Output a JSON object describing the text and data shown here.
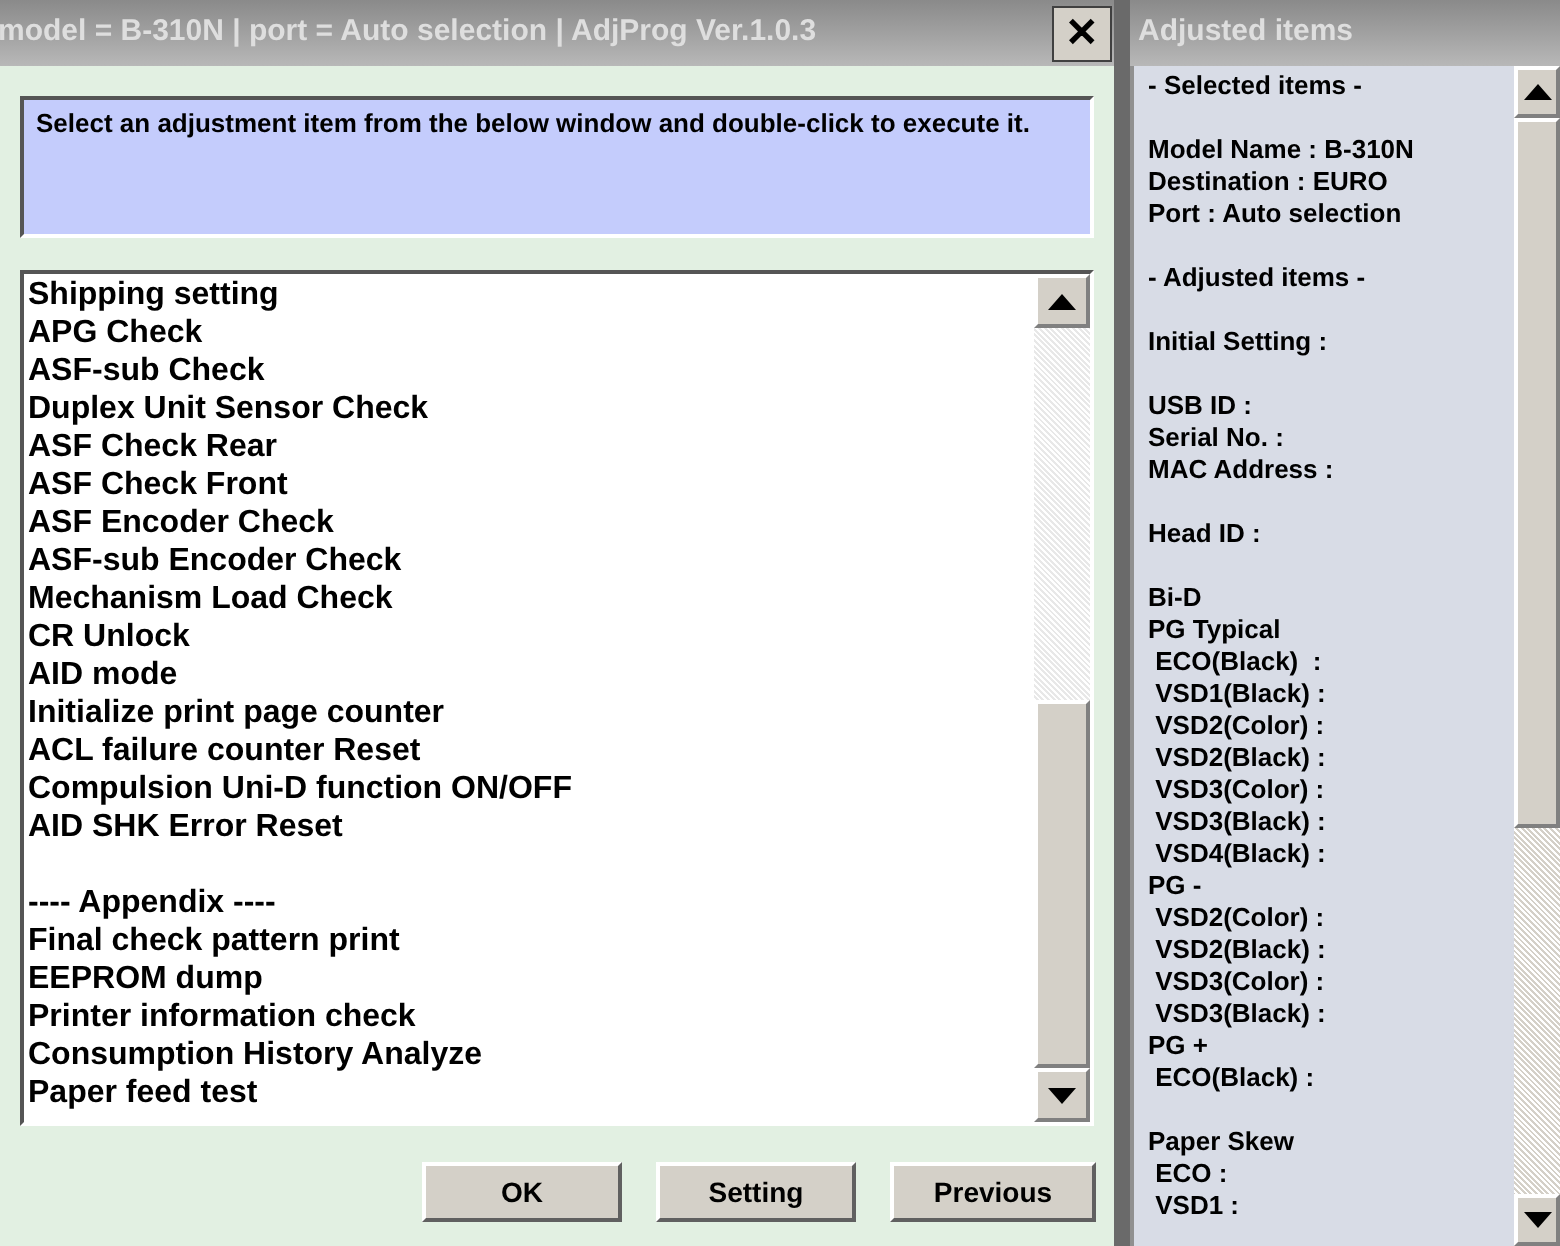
{
  "window": {
    "title": "model = B-310N | port = Auto selection | AdjProg Ver.1.0.3",
    "close": "✕"
  },
  "instruction": "Select an adjustment item from the below window and double-click to execute it.",
  "items": [
    {
      "label": "Shipping setting"
    },
    {
      "label": "APG Check"
    },
    {
      "label": "ASF-sub Check"
    },
    {
      "label": "Duplex Unit Sensor Check"
    },
    {
      "label": "ASF Check Rear"
    },
    {
      "label": "ASF Check Front"
    },
    {
      "label": "ASF Encoder Check"
    },
    {
      "label": "ASF-sub Encoder Check"
    },
    {
      "label": "Mechanism Load Check"
    },
    {
      "label": "CR Unlock"
    },
    {
      "label": "AID mode"
    },
    {
      "label": "Initialize print page counter"
    },
    {
      "label": "ACL failure counter Reset"
    },
    {
      "label": "Compulsion Uni-D function ON/OFF"
    },
    {
      "label": "AID SHK Error Reset"
    }
  ],
  "appendix": {
    "heading": "---- Appendix ----",
    "items": [
      {
        "label": "Final check pattern print"
      },
      {
        "label": "EEPROM dump"
      },
      {
        "label": "Printer information check"
      },
      {
        "label": "Consumption History Analyze"
      },
      {
        "label": "Paper feed test"
      }
    ]
  },
  "buttons": [
    "OK",
    "Setting",
    "Previous"
  ],
  "side_panel": {
    "title": "Adjusted items",
    "groups": [
      [
        "- Selected items -"
      ],
      [
        "Model Name : B-310N",
        "Destination : EURO",
        "Port : Auto selection"
      ],
      [
        "- Adjusted items -"
      ],
      [
        "Initial Setting :"
      ],
      [
        "USB ID :",
        "Serial No. :",
        "MAC Address :"
      ],
      [
        "Head ID :"
      ],
      [
        "Bi-D",
        "PG Typical",
        " ECO(Black)  :",
        " VSD1(Black) :",
        " VSD2(Color) :",
        " VSD2(Black) :",
        " VSD3(Color) :",
        " VSD3(Black) :",
        " VSD4(Black) :",
        "PG -",
        " VSD2(Color) :",
        " VSD2(Black) :",
        " VSD3(Color) :",
        " VSD3(Black) :",
        "PG +",
        " ECO(Black) :"
      ],
      [
        "Paper Skew",
        " ECO :",
        " VSD1 :"
      ]
    ]
  }
}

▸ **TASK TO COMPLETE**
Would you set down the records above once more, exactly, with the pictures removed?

▸ **PROBLEM SOLUTION**
Output a JSON object describing the text and data shown here.
{
  "window": {
    "title": "model = B-310N | port = Auto selection | AdjProg Ver.1.0.3",
    "close": "✕"
  },
  "instruction": "Select an adjustment item from the below window and double-click to execute it.",
  "items": [
    {
      "label": "Shipping setting"
    },
    {
      "label": "APG Check"
    },
    {
      "label": "ASF-sub Check"
    },
    {
      "label": "Duplex Unit Sensor Check"
    },
    {
      "label": "ASF Check Rear"
    },
    {
      "label": "ASF Check Front"
    },
    {
      "label": "ASF Encoder Check"
    },
    {
      "label": "ASF-sub Encoder Check"
    },
    {
      "label": "Mechanism Load Check"
    },
    {
      "label": "CR Unlock"
    },
    {
      "label": "AID mode"
    },
    {
      "label": "Initialize print page counter"
    },
    {
      "label": "ACL failure counter Reset"
    },
    {
      "label": "Compulsion Uni-D function ON/OFF"
    },
    {
      "label": "AID SHK Error Reset"
    }
  ],
  "appendix": {
    "heading": "---- Appendix ----",
    "items": [
      {
        "label": "Final check pattern print"
      },
      {
        "label": "EEPROM dump"
      },
      {
        "label": "Printer information check"
      },
      {
        "label": "Consumption History Analyze"
      },
      {
        "label": "Paper feed test"
      }
    ]
  },
  "buttons": [
    "OK",
    "Setting",
    "Previous"
  ],
  "side_panel": {
    "title": "Adjusted items",
    "groups": [
      [
        "- Selected items -"
      ],
      [
        "Model Name : B-310N",
        "Destination : EURO",
        "Port : Auto selection"
      ],
      [
        "- Adjusted items -"
      ],
      [
        "Initial Setting :"
      ],
      [
        "USB ID :",
        "Serial No. :",
        "MAC Address :"
      ],
      [
        "Head ID :"
      ],
      [
        "Bi-D",
        "PG Typical",
        " ECO(Black)  :",
        " VSD1(Black) :",
        " VSD2(Color) :",
        " VSD2(Black) :",
        " VSD3(Color) :",
        " VSD3(Black) :",
        " VSD4(Black) :",
        "PG -",
        " VSD2(Color) :",
        " VSD2(Black) :",
        " VSD3(Color) :",
        " VSD3(Black) :",
        "PG +",
        " ECO(Black) :"
      ],
      [
        "Paper Skew",
        " ECO :",
        " VSD1 :"
      ]
    ]
  }
}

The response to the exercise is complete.